Prosecutors issued a scathing report over that incident, calling it “disturbing.” Yet they couldn’t find enough evidence, they said, to support criminal charges against the officers. Miami-Dade police are still conducting administrative reviews on both incidents.
Miami-Dade police shot 17 people in 2013, and two others died in custody. This year, county cops have shot eight people, with four of the shootings resulting in death. Eight people in custody have died.
Gretl Plessinger, who heads up communications for the FDLE, said her agency signed off on the agreement after a request from local officials. She said FDLE has the resources to undertake the investigations, but will reevaluate if necessary.
The FDLE is experienced at handling police-involved shootings. It now oversees investigations for more than 20 police departments statewide, including in Orlanda, Orange and Escambia counties.
The Memorandum of Understanding between Miami-Dade and the FDLE that was ratified Tuesday directs the state agency to determine if a crime was committed during a shooting or in-custody death, then to turn its findings over to the state attorney.
Under the policy shift, FDLE will probe any active-duty police officer-involved shooting, and any death of anyone taken into custody by Miami-Dade police.
The agreement calls for the ranking officer at the scene of a death to ensure medical services are provided and to secure the scene. The ranking officer will also be responsible for detaining whoever is under arrest at the scene until FDLE arrives.

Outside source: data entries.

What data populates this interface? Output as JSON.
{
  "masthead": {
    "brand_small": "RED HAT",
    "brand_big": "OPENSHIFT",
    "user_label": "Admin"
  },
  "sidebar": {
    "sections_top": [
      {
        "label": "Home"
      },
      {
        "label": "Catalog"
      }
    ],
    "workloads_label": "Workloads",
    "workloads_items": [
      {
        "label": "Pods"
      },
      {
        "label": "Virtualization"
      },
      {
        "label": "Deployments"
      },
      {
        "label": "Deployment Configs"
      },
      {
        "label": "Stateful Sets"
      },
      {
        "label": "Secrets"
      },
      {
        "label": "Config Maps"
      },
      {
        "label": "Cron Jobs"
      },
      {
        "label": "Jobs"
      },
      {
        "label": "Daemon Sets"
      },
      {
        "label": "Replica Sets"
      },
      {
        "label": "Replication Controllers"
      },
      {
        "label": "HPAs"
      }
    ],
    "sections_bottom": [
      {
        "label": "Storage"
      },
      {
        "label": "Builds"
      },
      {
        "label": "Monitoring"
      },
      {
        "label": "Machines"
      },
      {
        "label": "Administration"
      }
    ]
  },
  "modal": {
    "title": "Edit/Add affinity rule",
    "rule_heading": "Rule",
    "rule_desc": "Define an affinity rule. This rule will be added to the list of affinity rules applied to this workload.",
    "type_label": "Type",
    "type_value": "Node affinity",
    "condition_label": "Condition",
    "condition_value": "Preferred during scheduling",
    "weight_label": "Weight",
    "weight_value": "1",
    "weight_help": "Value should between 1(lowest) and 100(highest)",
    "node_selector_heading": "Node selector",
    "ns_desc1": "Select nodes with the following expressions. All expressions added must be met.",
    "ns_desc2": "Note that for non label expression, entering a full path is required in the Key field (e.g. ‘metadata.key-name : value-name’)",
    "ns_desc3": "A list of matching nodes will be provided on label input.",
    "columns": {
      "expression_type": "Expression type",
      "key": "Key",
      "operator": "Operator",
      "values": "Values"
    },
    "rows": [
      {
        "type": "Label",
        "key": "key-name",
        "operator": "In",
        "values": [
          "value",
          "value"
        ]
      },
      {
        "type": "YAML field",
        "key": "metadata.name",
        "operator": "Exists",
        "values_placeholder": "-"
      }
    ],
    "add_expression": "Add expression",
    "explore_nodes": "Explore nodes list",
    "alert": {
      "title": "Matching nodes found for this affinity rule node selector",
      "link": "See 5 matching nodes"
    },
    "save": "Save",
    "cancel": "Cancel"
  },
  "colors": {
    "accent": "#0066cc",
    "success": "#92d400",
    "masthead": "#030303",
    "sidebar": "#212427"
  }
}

The FDLE will take part in gathering forensic evidence, but much of that job will still be done by Miami-Dade police.
Though FDLE is to take control of any possible criminal investigation, Miami-Dade police still retain the right to issue initial press statements. When an FDLE report is completed, it is to hand over its findings to the state attorney’s office, which will make a final determination on any possible criminal activity.